Data provided
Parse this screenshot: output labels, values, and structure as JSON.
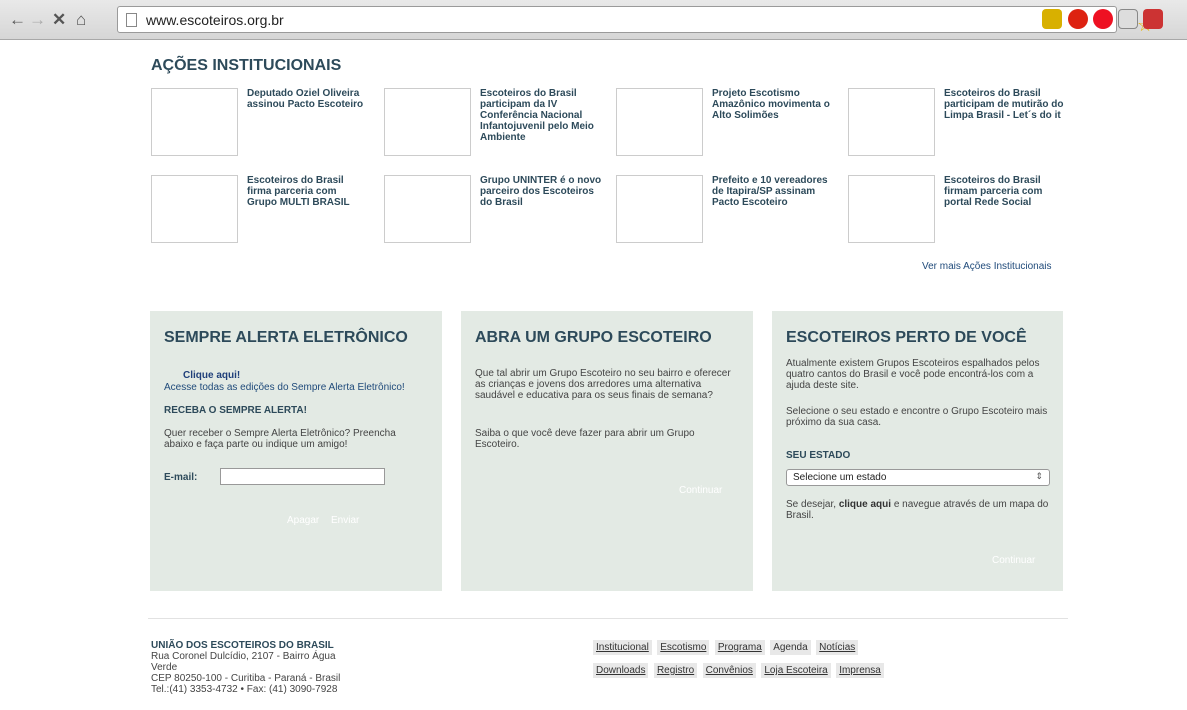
{
  "browser": {
    "url": "www.escoteiros.org.br"
  },
  "section": {
    "title": "AÇÕES INSTITUCIONAIS",
    "more_link": "Ver mais Ações Institucionais",
    "items": [
      {
        "title": "Deputado Oziel Oliveira assinou Pacto Escoteiro"
      },
      {
        "title": "Escoteiros do Brasil participam da IV Conferência Nacional Infantojuvenil pelo Meio Ambiente"
      },
      {
        "title": "Projeto Escotismo Amazônico movimenta o Alto Solimões"
      },
      {
        "title": "Escoteiros do Brasil participam de mutirão do Limpa Brasil - Let´s do it"
      },
      {
        "title": "Escoteiros do Brasil firma parceria com Grupo MULTI BRASIL"
      },
      {
        "title": "Grupo UNINTER é o novo parceiro dos Escoteiros do Brasil"
      },
      {
        "title": "Prefeito e 10 vereadores de Itapira/SP assinam Pacto Escoteiro"
      },
      {
        "title": "Escoteiros do Brasil firmam parceria com portal Rede Social"
      }
    ]
  },
  "panel_alert": {
    "title": "SEMPRE ALERTA ELETRÔNICO",
    "click_here": "Clique aqui!",
    "all_editions": "Acesse todas as edições do Sempre Alerta Eletrônico!",
    "subtitle": "RECEBA O SEMPRE ALERTA!",
    "description": "Quer receber o Sempre Alerta Eletrônico? Preencha abaixo e faça parte ou indique um amigo!",
    "email_label": "E-mail:",
    "email_value": "",
    "clear_button": "Apagar",
    "send_button": "Enviar"
  },
  "panel_group": {
    "title": "ABRA UM GRUPO ESCOTEIRO",
    "text1": "Que tal abrir um Grupo Escoteiro no seu bairro e oferecer as crianças e jovens dos arredores uma alternativa saudável e educativa para os seus finais de semana?",
    "text2": "Saiba o que você deve fazer para abrir um Grupo Escoteiro.",
    "continue_button": "Continuar"
  },
  "panel_near": {
    "title": "ESCOTEIROS PERTO DE VOCÊ",
    "text1": "Atualmente existem Grupos Escoteiros espalhados pelos quatro cantos do Brasil e você pode encontrá-los com a ajuda deste site.",
    "text2": "Selecione o seu estado e encontre o Grupo Escoteiro mais próximo da sua casa.",
    "state_label": "SEU ESTADO",
    "state_select": "Selecione um estado",
    "map_prefix": "Se desejar, ",
    "map_link": "clique aqui",
    "map_suffix": " e navegue através de um mapa do Brasil.",
    "continue_button": "Continuar"
  },
  "footer": {
    "org_name": "UNIÃO DOS ESCOTEIROS DO BRASIL",
    "address_line1": "Rua Coronel Dulcídio, 2107 - Bairro Água Verde",
    "address_line2": "CEP 80250-100 - Curitiba - Paraná - Brasil",
    "address_line3": "Tel.:(41) 3353-4732 • Fax: (41) 3090-7928",
    "links_row1": [
      "Institucional",
      "Escotismo",
      "Programa",
      "Agenda",
      "Notícias"
    ],
    "links_row2": [
      "Downloads",
      "Registro",
      "Convênios",
      "Loja Escoteira",
      "Imprensa"
    ]
  }
}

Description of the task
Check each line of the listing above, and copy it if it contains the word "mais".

Result for this task
    "more_link": "Ver mais Ações Institucionais",
    "text2": "Selecione o seu estado e encontre o Grupo Escoteiro mais próximo da sua casa.",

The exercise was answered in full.